▶ [TASK TO CARRY OUT]: Check every line of the records below for the string "name" and copy the ones that have it.
*** Opening STUDY MATERIAL ***
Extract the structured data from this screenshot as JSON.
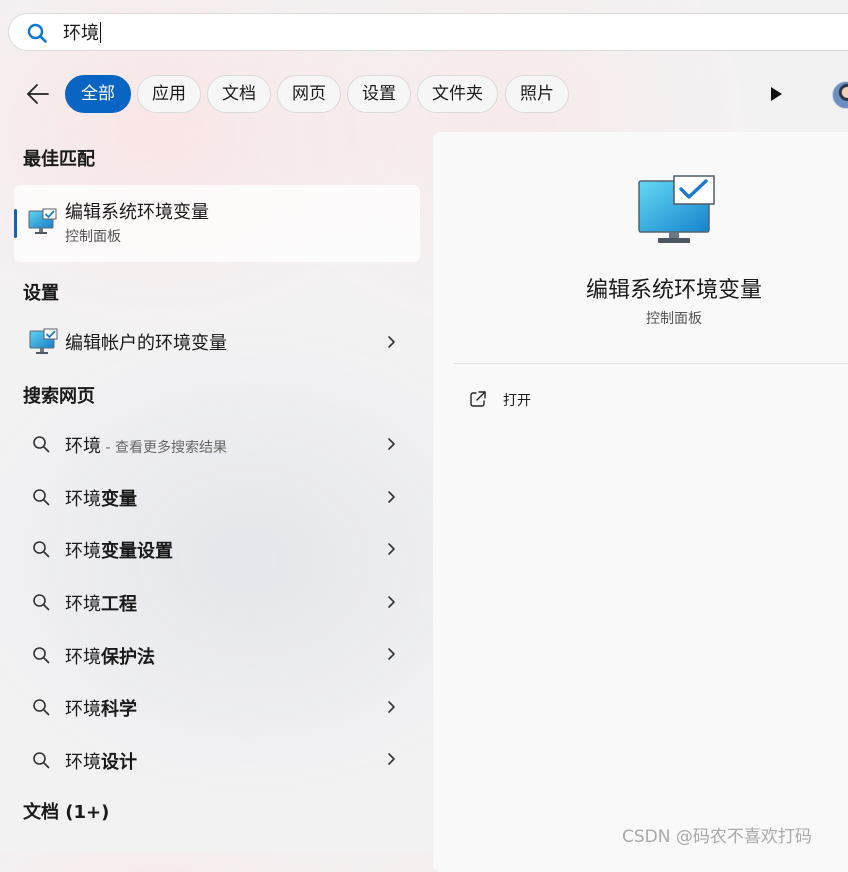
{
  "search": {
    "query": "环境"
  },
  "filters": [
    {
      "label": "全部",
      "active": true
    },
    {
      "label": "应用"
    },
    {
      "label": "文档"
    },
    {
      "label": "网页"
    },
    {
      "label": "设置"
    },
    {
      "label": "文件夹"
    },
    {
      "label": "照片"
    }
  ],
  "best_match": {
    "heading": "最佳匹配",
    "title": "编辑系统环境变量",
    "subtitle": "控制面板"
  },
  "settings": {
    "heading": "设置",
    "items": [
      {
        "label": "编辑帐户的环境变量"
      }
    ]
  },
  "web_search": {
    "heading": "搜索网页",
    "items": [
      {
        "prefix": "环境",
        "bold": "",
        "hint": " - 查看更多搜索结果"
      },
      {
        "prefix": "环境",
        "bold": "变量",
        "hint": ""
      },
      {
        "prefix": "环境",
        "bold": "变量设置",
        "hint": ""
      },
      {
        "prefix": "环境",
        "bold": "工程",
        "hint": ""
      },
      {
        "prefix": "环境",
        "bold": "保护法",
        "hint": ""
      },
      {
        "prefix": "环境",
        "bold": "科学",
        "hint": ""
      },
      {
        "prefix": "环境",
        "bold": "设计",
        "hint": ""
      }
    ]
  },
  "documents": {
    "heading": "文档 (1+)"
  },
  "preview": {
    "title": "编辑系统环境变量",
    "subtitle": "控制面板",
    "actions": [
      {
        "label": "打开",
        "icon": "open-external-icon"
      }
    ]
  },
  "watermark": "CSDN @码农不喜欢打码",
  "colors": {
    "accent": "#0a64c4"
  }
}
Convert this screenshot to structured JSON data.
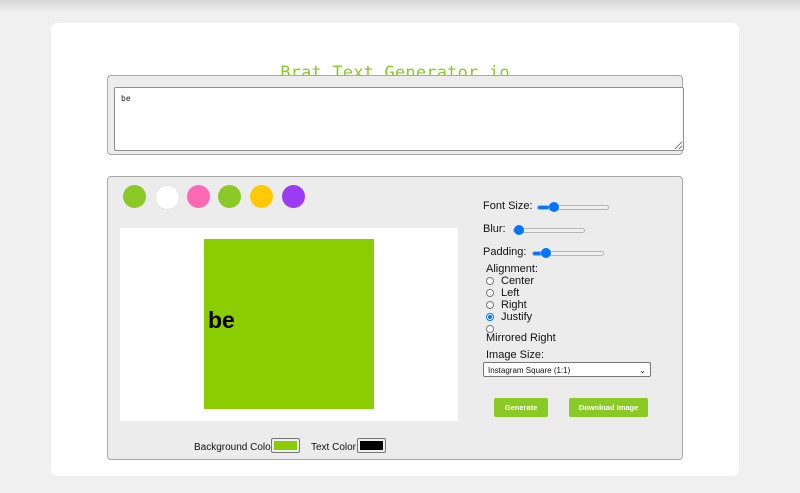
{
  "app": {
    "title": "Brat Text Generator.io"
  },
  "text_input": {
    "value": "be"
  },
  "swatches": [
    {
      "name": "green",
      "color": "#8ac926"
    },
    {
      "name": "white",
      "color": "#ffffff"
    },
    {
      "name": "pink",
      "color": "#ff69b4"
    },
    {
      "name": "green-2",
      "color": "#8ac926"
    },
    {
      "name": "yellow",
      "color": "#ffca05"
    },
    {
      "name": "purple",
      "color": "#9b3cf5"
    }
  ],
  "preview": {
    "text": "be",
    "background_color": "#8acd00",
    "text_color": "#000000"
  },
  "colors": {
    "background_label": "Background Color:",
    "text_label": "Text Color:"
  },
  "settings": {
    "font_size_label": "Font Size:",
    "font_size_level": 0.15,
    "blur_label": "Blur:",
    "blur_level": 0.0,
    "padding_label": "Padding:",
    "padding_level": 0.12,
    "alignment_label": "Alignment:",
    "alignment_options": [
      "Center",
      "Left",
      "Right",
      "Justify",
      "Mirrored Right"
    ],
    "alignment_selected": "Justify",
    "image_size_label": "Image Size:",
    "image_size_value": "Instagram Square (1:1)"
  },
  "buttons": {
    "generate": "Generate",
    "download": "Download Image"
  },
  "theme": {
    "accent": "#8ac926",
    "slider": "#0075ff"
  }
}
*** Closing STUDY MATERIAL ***
▶ [SOLUTION BELOW]:
      "name": "green",
      "name": "white",
      "name": "pink",
      "name": "green-2",
      "name": "yellow",
      "name": "purple",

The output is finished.